By Charlie Duffield
This time around it’s deemed the ‘Brexit’ election, and therefore thought to be one of the most unpredictable in years.
Will the exit poll manage to accurately predict the outcome? We’ll find out in five weeks’ time. Meanwhile, here’s everything you need to know about exit polls and how they work.
What is an exit poll?
An exit poll is a survey of a small fraction of voters.
Exit polls are a huge undertaking, with thousands of interviews taking place with voters outside of polling stations, after they have cast their vote.
Individuals are asked via an anonymous poll which party they voted for, alongside their age, race and gender. The form is then placed in a ballot box.
An exit poll is mainly used to estimate the turnout and electoral swing, which is the extent of change in voter support compared to the previous election - but data can’t be released before polls have closed.
The polling focuses on more marginal and swing seats, as these are the most important seats in determining the election result.
Exit polls differ from regular voting intention polls, as regular polls ask who you intend to vote for, whereas exit polls ask who you actually voted for on election day.
In 2015, the general election exit poll was derived from 20,000 interviews with people at 140 individual polling stations.
What time are exit poll results usually announced?
Huw Edwards will present the exit polls during the BBC’s election night coverage, instead of the long-serving David Dimbleby.
Results of the exit poll are typically revealed at 10pm on the day of the election.
How accurate are exit polls?
Exit polls have been used to predict general election results in the UK for decades. However, they’re not always foolproof.
In 2010, the exit poll was right and accurately indicated a hung parliament, but in 2015 it didn’t predict a majority for the Conservatives. In 2017, the exit poll shockingly revealed that Theresa May was set to lose her majority - and indeed, it was accurate as we were saddled with another hung parliament.
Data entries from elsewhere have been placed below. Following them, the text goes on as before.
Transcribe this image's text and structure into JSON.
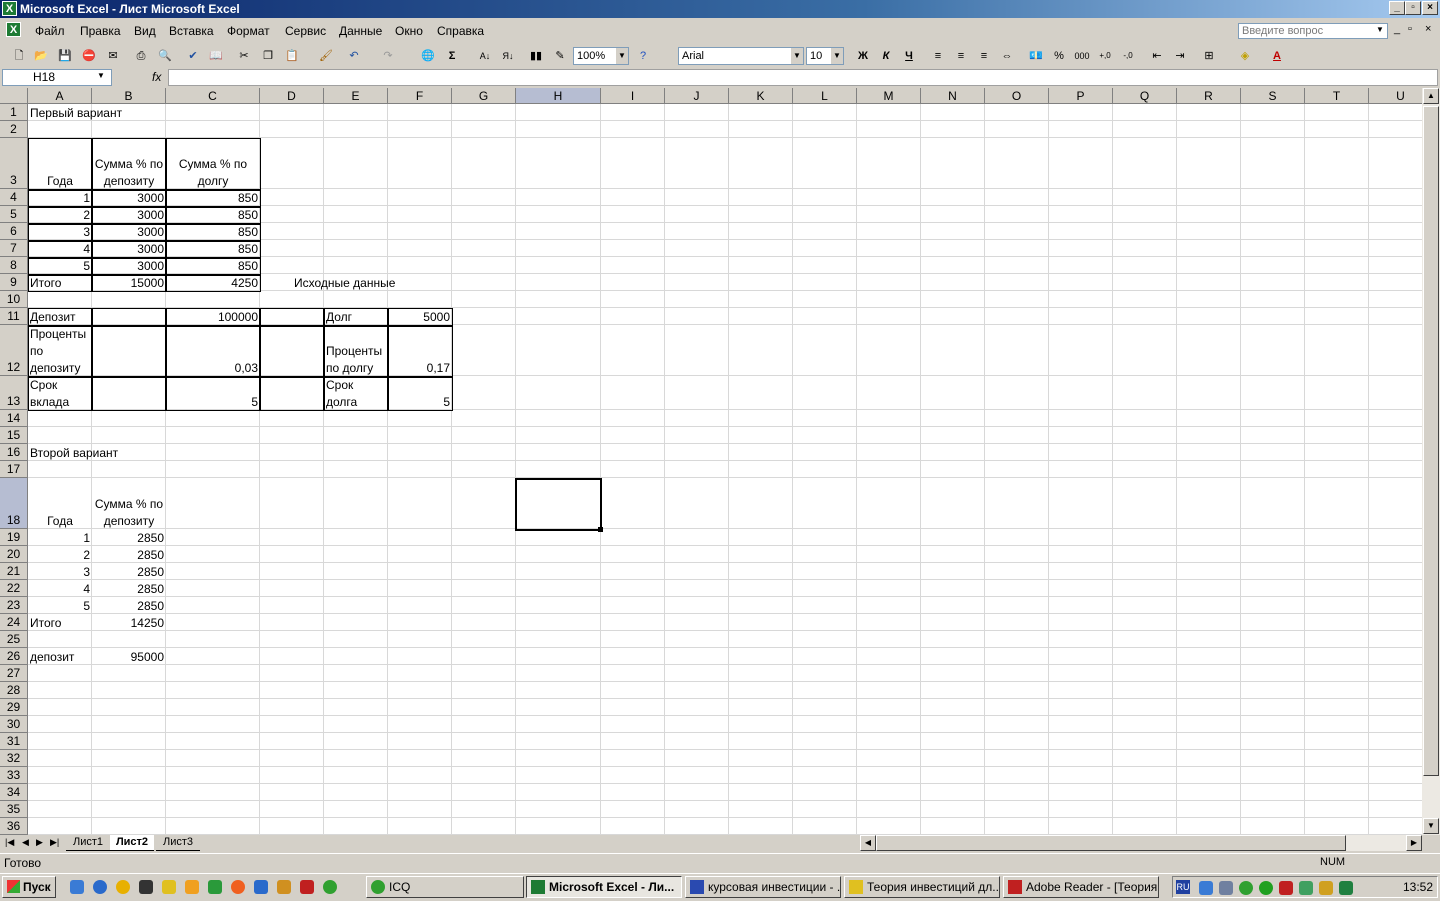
{
  "window": {
    "title": "Microsoft Excel - Лист Microsoft Excel"
  },
  "menu": {
    "items": [
      "Файл",
      "Правка",
      "Вид",
      "Вставка",
      "Формат",
      "Сервис",
      "Данные",
      "Окно",
      "Справка"
    ],
    "ask_placeholder": "Введите вопрос"
  },
  "toolbar": {
    "zoom": "100%",
    "font": "Arial",
    "size": "10",
    "bold": "Ж",
    "italic": "К",
    "underline": "Ч"
  },
  "formula_bar": {
    "name_box": "H18",
    "fx": "fx",
    "value": ""
  },
  "columns": [
    "A",
    "B",
    "C",
    "D",
    "E",
    "F",
    "G",
    "H",
    "I",
    "J",
    "K",
    "L",
    "M",
    "N",
    "O",
    "P",
    "Q",
    "R",
    "S",
    "T",
    "U"
  ],
  "rows": [
    "1",
    "2",
    "3",
    "4",
    "5",
    "6",
    "7",
    "8",
    "9",
    "10",
    "11",
    "12",
    "13",
    "14",
    "15",
    "16",
    "17",
    "18",
    "19",
    "20",
    "21",
    "22",
    "23",
    "24",
    "25",
    "26",
    "27",
    "28",
    "29",
    "30",
    "31",
    "32",
    "33",
    "34",
    "35",
    "36"
  ],
  "sheet": {
    "r1": {
      "a": "Первый вариант"
    },
    "r3": {
      "a": "Года",
      "b": "Сумма % по депозиту",
      "c": "Сумма % по долгу"
    },
    "r4": {
      "a": "1",
      "b": "3000",
      "c": "850"
    },
    "r5": {
      "a": "2",
      "b": "3000",
      "c": "850"
    },
    "r6": {
      "a": "3",
      "b": "3000",
      "c": "850"
    },
    "r7": {
      "a": "4",
      "b": "3000",
      "c": "850"
    },
    "r8": {
      "a": "5",
      "b": "3000",
      "c": "850"
    },
    "r9": {
      "a": "Итого",
      "b": "15000",
      "c": "4250",
      "d": "Исходные данные"
    },
    "r11": {
      "a": "Депозит",
      "c": "100000",
      "e": "Долг",
      "f": "5000"
    },
    "r12": {
      "a": "Проценты по депозиту",
      "c": "0,03",
      "e": "Проценты по долгу",
      "f": "0,17"
    },
    "r13": {
      "a": "Срок вклада",
      "c": "5",
      "e": "Срок долга",
      "f": "5"
    },
    "r16": {
      "a": "Второй вариант"
    },
    "r18": {
      "a": "Года",
      "b": "Сумма % по депозиту"
    },
    "r19": {
      "a": "1",
      "b": "2850"
    },
    "r20": {
      "a": "2",
      "b": "2850"
    },
    "r21": {
      "a": "3",
      "b": "2850"
    },
    "r22": {
      "a": "4",
      "b": "2850"
    },
    "r23": {
      "a": "5",
      "b": "2850"
    },
    "r24": {
      "a": "Итого",
      "b": "14250"
    },
    "r26": {
      "a": "депозит",
      "b": "95000"
    }
  },
  "tabs": [
    "Лист1",
    "Лист2",
    "Лист3"
  ],
  "active_tab": "Лист2",
  "status": {
    "left": "Готово",
    "num": "NUM"
  },
  "taskbar": {
    "start": "Пуск",
    "tasks": [
      "ICQ",
      "Microsoft Excel - Ли...",
      "курсовая инвестиции - ...",
      "Теория инвестиций дл...",
      "Adobe Reader - [Теория..."
    ],
    "lang": "RU",
    "clock": "13:52"
  }
}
The polling stations where exit polls take place are selected to provide a representative sample of the wider population. Therefore, the poll is undertaken to ensure it is as reflective as possible of the voting patterns and demographics of the entire population.
However, essentially an exit poll is just a forecast from sample data, and there is still margin for error. This margin usually only accounts for a handful of seats - but importantly, over the last few years, it’s only taken a few seats to decide the winning and losing party!
In three out of the last four elections (2005, 2010 and 2017), the exit poll has been right. In 2015, the exit poll incorrectly forecast a hung parliament, and pollsters were criticised to such an extent that the British Polling Council announced an inquiry into the discrepancies.
They later showed the likely cause of the discrepancy was poor survey techniques and problems with the manner in which sampling and weighting took place.
The release of the exit poll is always a nail-bitingly tense moment, offering a teaser of the potential future fate of the country after a frantic day of voting.
Time will tell if the pollsters hit the mark again this time round in December.